The Theresa Lang Center is located in Flushing in Queens County and serves several New York City neighborhoods with high health disparities, including Corona, Elmhurst, and Jackson Heights. The population is culturally and ethnically diverse, a mixture of older and more recent immigrants, many of modest income and whose English proficiency is limited. The clinic offers a full range of general and specialty pediatric care. It is also a major training site for the Weill-Cornell Medical School, with some 60 residents rotating through the clinic each year. It is affiliated with NewYork-Presbyterian Hospital/Queens.
Theresa Lang: Key Elements
Type of practice
- High-volume pediatric clinic providing full range of general and specialty pediatric care, seeing more than 5,000 children under age 5 per year
- Training site for Weill-Cornell pediatric residents
- Flushing, Queens County, New York City, a culturally and ethnically very diverse community
- 75% to 80% of patients are insured by Medicaid
- Approximately 40% of the families have limited English proficiency
- Develop a close partnership with a community organization that offers significant support services for new mothers and their infants
- Use health information technology to streamline the screening and referral processes
- Conduct family satisfaction surveys to inform and refine process and experience
In late 2016, as the leadership of the Center considered incorporating psychosocial needs screening into its practice, it decided to work in tandem with a community partner and to focus on meeting the needs of new mothers and children under age one. They entered into an agreement with Public Health Solutions (PHS), a large health and social services organization that has a major presence in Queens and operates a nurse-family partnership program, parenting classes, and other support services. The Center and PHS staff collaborated on the family needs survey design, ultimately choosing a combination that addressed maternal depression, food insecurity, caregiver support, breastfeeding, literacy and education, and immigration/legal issues.
The new screening and referral process began in 2017, with screenings done at 1-month, 2-month, 4-month, and 6-month well-child visits. (During the initial period some patients objected to the frequency of the screening. The Center then reduced the frequency to three screenings: at the newborn, 1-month, and 4- month visits.) Parents completed the paper-based screen in the waiting room and the results were entered in the medical record by Center staff. Families who identified needs were referred to PHS, whose community health workers then reached out to schedule appointments.
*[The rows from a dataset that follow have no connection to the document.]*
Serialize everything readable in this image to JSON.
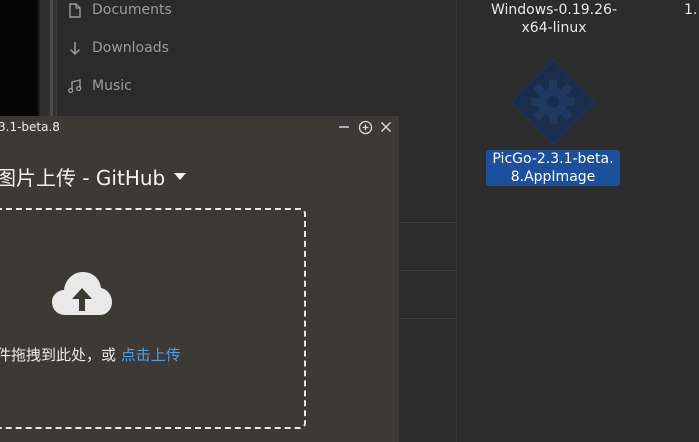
{
  "sidebar": {
    "items": [
      {
        "label": "Documents",
        "icon": "document-icon"
      },
      {
        "label": "Downloads",
        "icon": "download-arrow-icon"
      },
      {
        "label": "Music",
        "icon": "music-note-icon"
      }
    ]
  },
  "files": [
    {
      "label_line1": "Windows-0.19.26-",
      "label_line2": "x64-linux",
      "selected": false
    },
    {
      "label_line1": "PicGo-2.3.1-beta.",
      "label_line2": "8.AppImage",
      "selected": true,
      "icon": "picgo-gear-icon"
    }
  ],
  "partial_file_label": "1.",
  "picgo": {
    "window_title": "3.1-beta.8",
    "picbed_title": "图片上传 - GitHub",
    "drop_text": "件拖拽到此处，或 ",
    "drop_link": "点击上传",
    "accent_color": "#4a9de8"
  },
  "colors": {
    "selection": "#1c4f9c",
    "window_bg": "#3d3a36"
  }
}
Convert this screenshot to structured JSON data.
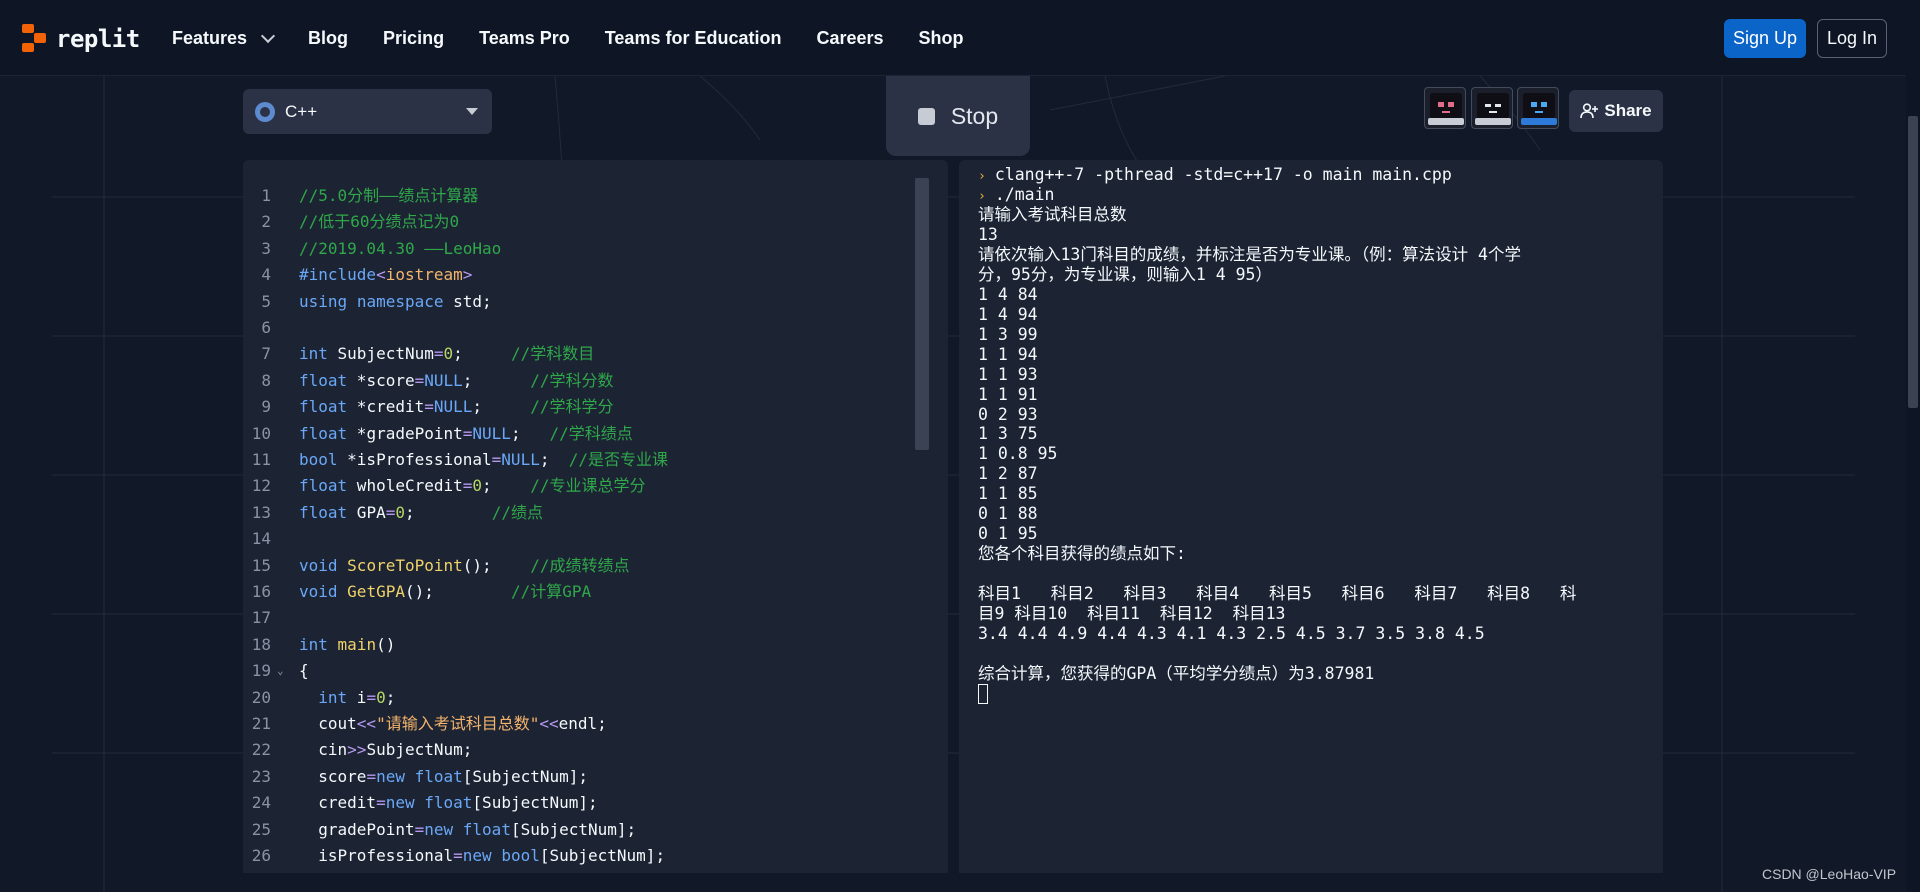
{
  "nav": {
    "logo": "replit",
    "links": [
      "Features",
      "Blog",
      "Pricing",
      "Teams Pro",
      "Teams for Education",
      "Careers",
      "Shop"
    ],
    "signup": "Sign Up",
    "login": "Log In"
  },
  "toolbar": {
    "language": "C++",
    "stop": "Stop",
    "share": "Share"
  },
  "editor": {
    "lines": [
      "//5.0分制——绩点计算器",
      "//低于60分绩点记为0",
      "//2019.04.30 ——LeoHao",
      "#include<iostream>",
      "using namespace std;",
      "",
      "int SubjectNum=0;     //学科数目",
      "float *score=NULL;      //学科分数",
      "float *credit=NULL;     //学科学分",
      "float *gradePoint=NULL;   //学科绩点",
      "bool *isProfessional=NULL;  //是否专业课",
      "float wholeCredit=0;    //专业课总学分",
      "float GPA=0;        //绩点",
      "",
      "void ScoreToPoint();    //成绩转绩点",
      "void GetGPA();        //计算GPA",
      "",
      "int main()",
      "{",
      "  int i=0;",
      "  cout<<\"请输入考试科目总数\"<<endl;",
      "  cin>>SubjectNum;",
      "  score=new float[SubjectNum];",
      "  credit=new float[SubjectNum];",
      "  gradePoint=new float[SubjectNum];",
      "  isProfessional=new bool[SubjectNum];"
    ]
  },
  "console": {
    "commands": [
      "clang++-7 -pthread -std=c++17 -o main main.cpp",
      "./main"
    ],
    "output": [
      "请输入考试科目总数",
      "13",
      "请依次输入13门科目的成绩，并标注是否为专业课。（例：算法设计 4个学",
      "分，95分，为专业课，则输入1 4 95）",
      "1 4 84",
      "1 4 94",
      "1 3 99",
      "1 1 94",
      "1 1 93",
      "1 1 91",
      "0 2 93",
      "1 3 75",
      "1 0.8 95",
      "1 2 87",
      "1 1 85",
      "0 1 88",
      "0 1 95",
      "您各个科目获得的绩点如下:",
      "",
      "科目1   科目2   科目3   科目4   科目5   科目6   科目7   科目8   科",
      "目9 科目10  科目11  科目12  科目13",
      "3.4 4.4 4.9 4.4 4.3 4.1 4.3 2.5 4.5 3.7 3.5 3.8 4.5",
      "",
      "综合计算，您获得的GPA（平均学分绩点）为3.87981"
    ]
  },
  "watermark": "CSDN @LeoHao-VIP",
  "colors": {
    "brand": "#f26207",
    "signup": "#0b64c8",
    "panel": "#1c2333",
    "comment": "#2fa84a",
    "keyword": "#6aa8f7"
  }
}
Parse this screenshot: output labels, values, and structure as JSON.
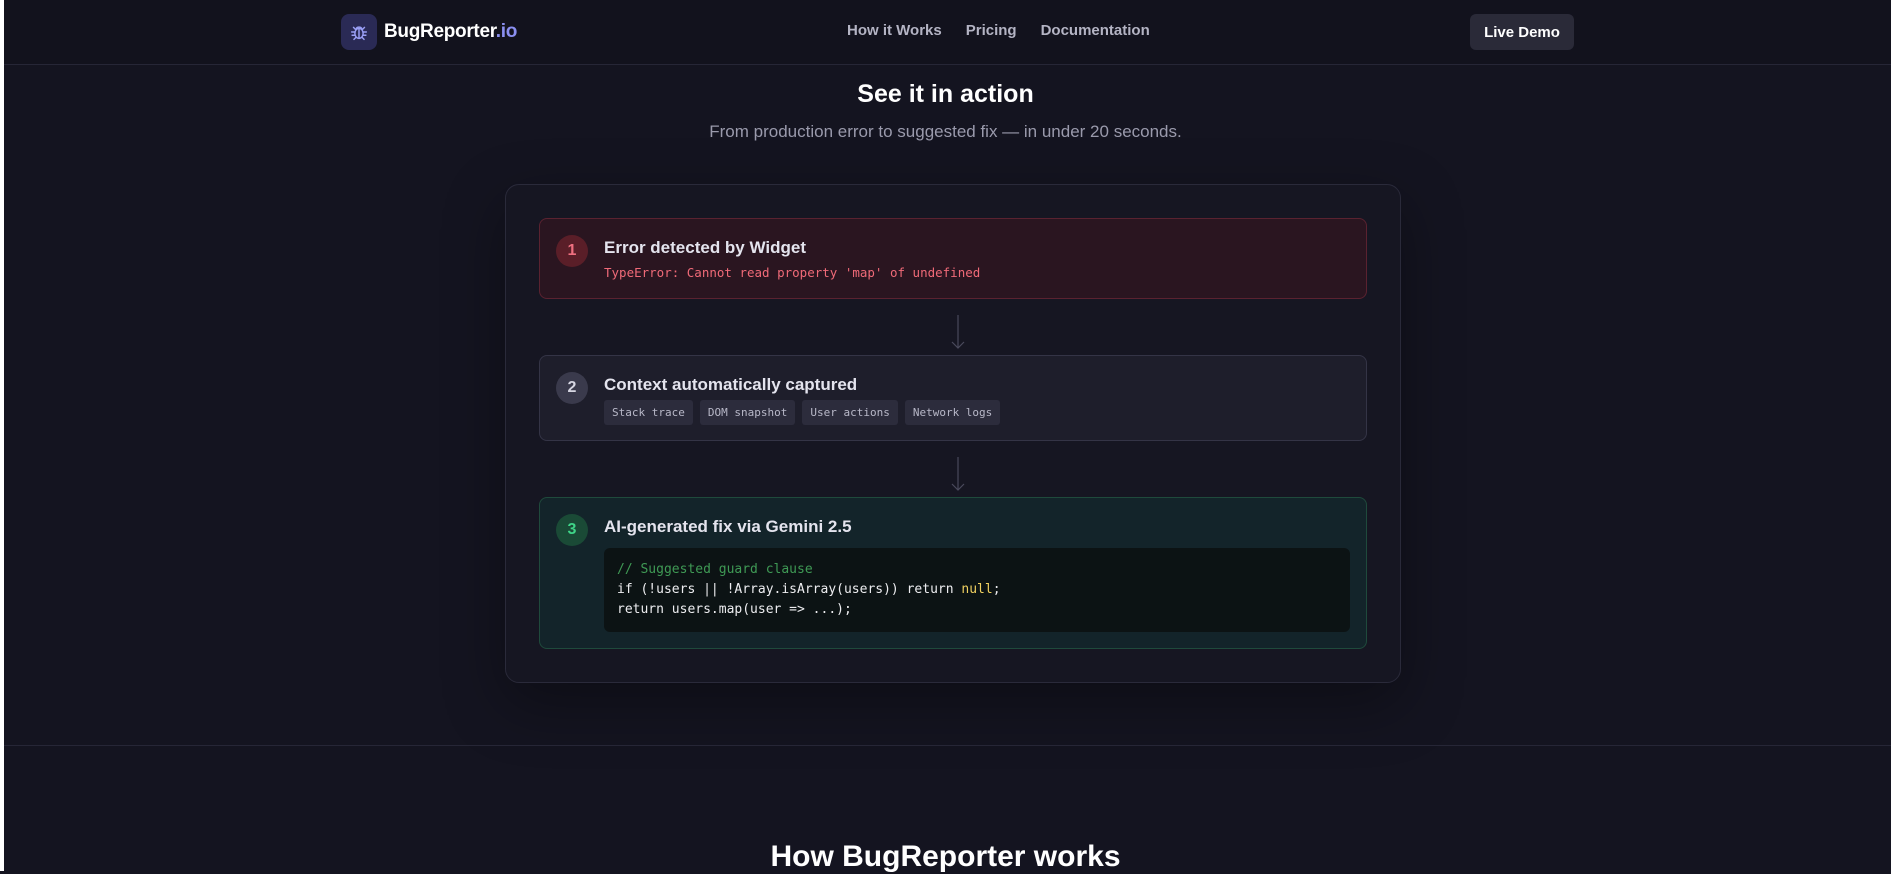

PHS sent monthly reports to the Center on the status of each referral.
After some months of operation, the Center staff decided this system was not ideal. Survey responses had to be entered into the medical record manually, and referrals to PHS had to be sent by fax. Both processes were cumbersome and time-consuming, so the Center contracted with Phreesia, a technology company, to design an electronic screening tool that would be more efficient for the Center, for families, and for PHS. The new system uses both a tablet and a mobile app for the surveys, allowing parents to complete at home or in the office, and responses are transferred electronically to the medical record. Information necessary for referrals can be shared with PHS electronically. This updated system has been in place since 2018 and is working well for all parties involved—the Center, PHS, and families. This system has also been implemented at another NewYork-Presbyterian/Queens pediatric clinic in Jackson Heights, also in partnership with PHS.
The Center staff has conducted some informal satisfaction surveys with parents about the screening process and, if referred to PHS, whether that organization had been helpful. The parent responses were very positive. The Center plans to expand its use of such satisfaction surveys to further refine the process. Relatedly, PHS is developing a methodology that captures and sends back to the Center more detail on the outcome of each referral.
“This [partnership] project”, says Center project director Dr. Rachel Sharret, “has allowed our medical institution to better learn about the needs of our community and the resources available to our families. It has helped our providers feel a rededication to the importance of these needs in our families’ overall health.” Both partners envision a long-lasting relationship.